The body bag syndrome is often described as a casualty aversion that decreases public support of participation in military missions. As policymakers believe in the body bag syndrome, they may adapt their foreign policy accordingly, leading to reduced willingness to supply personnel. This article seeks empirical evidence for the existence of the body bag syndrome, or the influence of casualties on the decision to remain engaged in a UN peacekeeping mission (PKO). A dataset containing all UN peacekeeping missions of OECD countries is set up for a period of 1996 to 2014, specifically focussing on decisions during ongoing missions. To capture the body bag syndrome, the casualties a country incurs during the previous year are included into an existing model for the supply of peacekeepers. The results show no evidence on the body bag syndrome for both the level of total casualties and casualties due to malicious acts, but casualties due to illnesses cause a reduction in personnel supplied to the mission. Other determinants which explain why countries remain engaged in a mission are mostly related to the conflict or the mission.

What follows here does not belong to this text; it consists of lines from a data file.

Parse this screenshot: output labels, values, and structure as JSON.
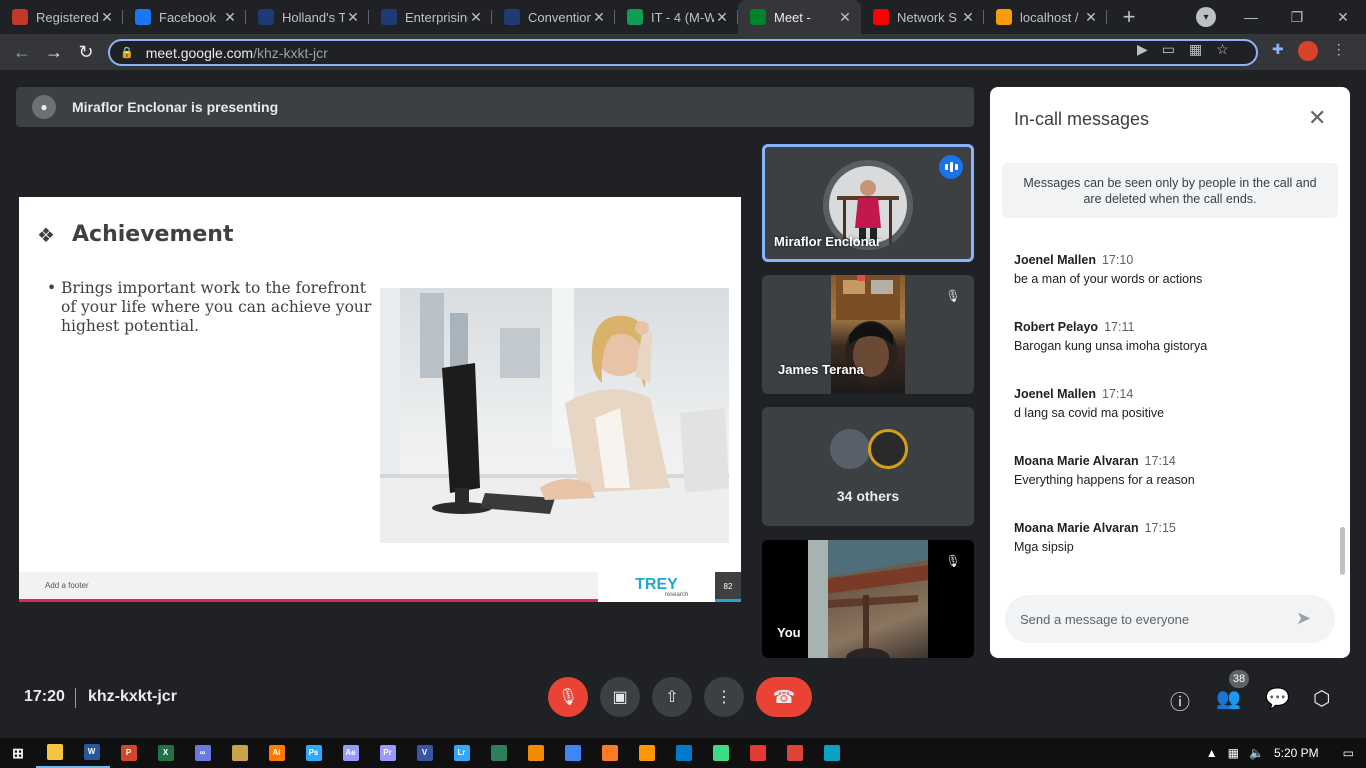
{
  "browser": {
    "tabs": [
      {
        "title": "Registered",
        "color": "#c0392b",
        "active": false
      },
      {
        "title": "Facebook",
        "color": "#1877f2",
        "active": false
      },
      {
        "title": "Holland's T",
        "color": "#1f3b73",
        "active": false
      },
      {
        "title": "Enterprising",
        "color": "#1f3b73",
        "active": false
      },
      {
        "title": "Convention",
        "color": "#1f3b73",
        "active": false
      },
      {
        "title": "IT - 4 (M-W",
        "color": "#0f9d58",
        "active": false
      },
      {
        "title": "Meet - ",
        "color": "#00832d",
        "active": true
      },
      {
        "title": "Network S",
        "color": "#ff0000",
        "active": false
      },
      {
        "title": "localhost /",
        "color": "#f89c0e",
        "active": false
      }
    ],
    "url_host": "meet.google.com",
    "url_path": "/khz-kxkt-jcr"
  },
  "meet": {
    "presenting_text": "Miraflor Enclonar is presenting",
    "slide": {
      "title": "Achievement",
      "bullet": "Brings important work to the forefront of your life where you can achieve your highest potential.",
      "footer": "Add a footer",
      "logo_main": "TREY",
      "logo_sub": "research",
      "page_num": "82"
    },
    "tiles": {
      "presenter_name": "Miraflor Enclonar",
      "participant2_name": "James Terana",
      "others_label": "34 others",
      "self_name": "You"
    },
    "chat": {
      "title": "In-call messages",
      "notice": "Messages can be seen only by people in the call and are deleted when the call ends.",
      "messages": [
        {
          "sender": "Joenel Mallen",
          "time": "17:10",
          "text": "be a man of your words or actions"
        },
        {
          "sender": "Robert Pelayo",
          "time": "17:11",
          "text": "Barogan kung unsa imoha gistorya"
        },
        {
          "sender": "Joenel Mallen",
          "time": "17:14",
          "text": "d lang sa covid ma positive"
        },
        {
          "sender": "Moana Marie Alvaran",
          "time": "17:14",
          "text": "Everything happens for a reason"
        },
        {
          "sender": "Moana Marie Alvaran",
          "time": "17:15",
          "text": "Mga sipsip"
        }
      ],
      "input_placeholder": "Send a message to everyone"
    },
    "bottom": {
      "clock": "17:20",
      "meeting_code": "khz-kxkt-jcr",
      "people_count": "38"
    }
  },
  "taskbar": {
    "apps": [
      {
        "name": "file-explorer",
        "label": "",
        "color": "#f4c542"
      },
      {
        "name": "word",
        "label": "W",
        "color": "#2b579a"
      },
      {
        "name": "powerpoint",
        "label": "P",
        "color": "#d24726"
      },
      {
        "name": "excel",
        "label": "X",
        "color": "#217346"
      },
      {
        "name": "link",
        "label": "∞",
        "color": "#6c7ae0"
      },
      {
        "name": "app",
        "label": "",
        "color": "#c8a34a"
      },
      {
        "name": "illustrator",
        "label": "Ai",
        "color": "#ff7c00"
      },
      {
        "name": "photoshop",
        "label": "Ps",
        "color": "#31a8ff"
      },
      {
        "name": "after-effects",
        "label": "Ae",
        "color": "#9999ff"
      },
      {
        "name": "premiere",
        "label": "Pr",
        "color": "#9999ff"
      },
      {
        "name": "visio",
        "label": "V",
        "color": "#3955a3"
      },
      {
        "name": "lightroom",
        "label": "Lr",
        "color": "#31a8ff"
      },
      {
        "name": "app2",
        "label": "",
        "color": "#2e7d5b"
      },
      {
        "name": "vlc",
        "label": "",
        "color": "#f28c00"
      },
      {
        "name": "chrome",
        "label": "",
        "color": "#4285f4"
      },
      {
        "name": "xampp",
        "label": "",
        "color": "#fb7a24"
      },
      {
        "name": "sublime",
        "label": "",
        "color": "#ff9800"
      },
      {
        "name": "vscode",
        "label": "",
        "color": "#007acc"
      },
      {
        "name": "android",
        "label": "",
        "color": "#3ddc84"
      },
      {
        "name": "recorder",
        "label": "",
        "color": "#e53935"
      },
      {
        "name": "chrome2",
        "label": "",
        "color": "#db4437"
      },
      {
        "name": "photos",
        "label": "",
        "color": "#0aa2c0"
      }
    ],
    "time": "5:20 PM"
  }
}
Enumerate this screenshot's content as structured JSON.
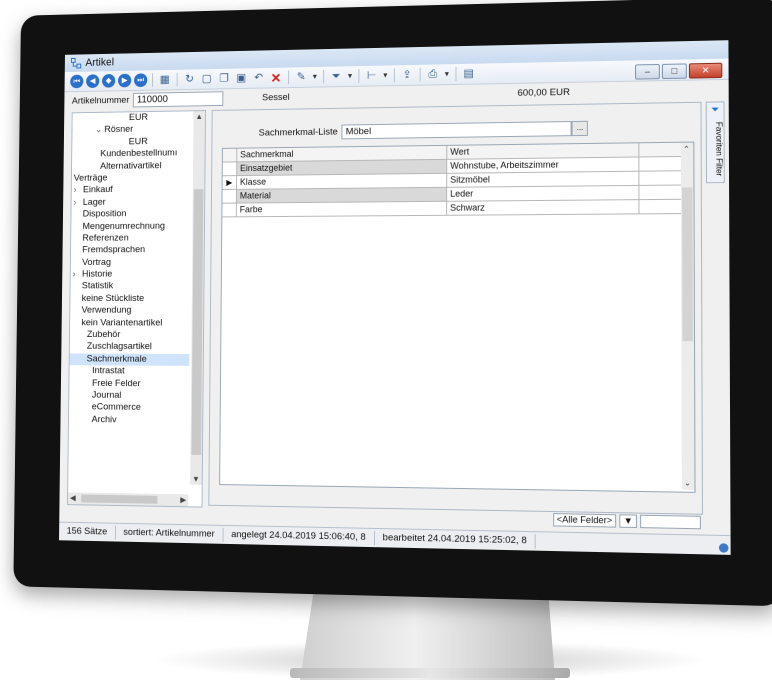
{
  "window": {
    "title": "Artikel"
  },
  "header": {
    "artikelnummer_label": "Artikelnummer",
    "artikelnummer_value": "110000",
    "name": "Sessel",
    "price": "600,00 EUR"
  },
  "tree": {
    "items": [
      {
        "label": "EUR",
        "indent": 60
      },
      {
        "label": "Rösner",
        "indent": 24,
        "chevron": "down"
      },
      {
        "label": "EUR",
        "indent": 60
      },
      {
        "label": "Kundenbestellnumı",
        "indent": 30
      },
      {
        "label": "Alternativartikel",
        "indent": 30
      },
      {
        "label": "Verträge",
        "indent": 2
      },
      {
        "label": "Einkauf",
        "indent": 2,
        "chevron": "right"
      },
      {
        "label": "Lager",
        "indent": 2,
        "chevron": "right"
      },
      {
        "label": "Disposition",
        "indent": 12
      },
      {
        "label": "Mengenumrechnung",
        "indent": 12
      },
      {
        "label": "Referenzen",
        "indent": 12
      },
      {
        "label": "Fremdsprachen",
        "indent": 12
      },
      {
        "label": "Vortrag",
        "indent": 12
      },
      {
        "label": "Historie",
        "indent": 2,
        "chevron": "right"
      },
      {
        "label": "Statistik",
        "indent": 12
      },
      {
        "label": "keine Stückliste",
        "indent": 12
      },
      {
        "label": "Verwendung",
        "indent": 12
      },
      {
        "label": "kein Variantenartikel",
        "indent": 12
      },
      {
        "label": "Zubehör",
        "indent": 18
      },
      {
        "label": "Zuschlagsartikel",
        "indent": 18
      },
      {
        "label": "Sachmerkmale",
        "indent": 18,
        "selected": true
      },
      {
        "label": "Intrastat",
        "indent": 24
      },
      {
        "label": "Freie Felder",
        "indent": 24
      },
      {
        "label": "Journal",
        "indent": 24
      },
      {
        "label": "eCommerce",
        "indent": 24
      },
      {
        "label": "Archiv",
        "indent": 24
      }
    ]
  },
  "main": {
    "liste_label": "Sachmerkmal-Liste",
    "liste_value": "Möbel",
    "dots": "...",
    "columns": [
      "Sachmerkmal",
      "Wert"
    ],
    "rows": [
      {
        "c1": "Einsatzgebiet",
        "c2": "Wohnstube, Arbeitszimmer",
        "shade": true,
        "mark": ""
      },
      {
        "c1": "Klasse",
        "c2": "Sitzmöbel",
        "shade": false,
        "mark": "▶"
      },
      {
        "c1": "Material",
        "c2": "Leder",
        "shade": true,
        "mark": ""
      },
      {
        "c1": "Farbe",
        "c2": "Schwarz",
        "shade": false,
        "mark": ""
      }
    ],
    "field_filter": "<Alle Felder>"
  },
  "sidetab": {
    "label": "Favoriten Filter"
  },
  "status": {
    "count": "156 Sätze",
    "sorted": "sortiert: Artikelnummer",
    "created": "angelegt 24.04.2019 15:06:40,  8",
    "edited": "bearbeitet 24.04.2019 15:25:02,  8"
  },
  "colors": {
    "accent": "#2a6fc9",
    "selection": "#cfe3fb",
    "close": "#c3412a"
  }
}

Original languageEnglish
Pages (from-to)111-136
Number of pages26
JournalInternational Peacekeeping
Volume26
Issue number1
DOIs
Publication statusPublished - 1 Jan 2019

    Research areas

  • body bag syndrome, casualties hypothesis, troop deployment, UN peacekeeping

ID: 36854944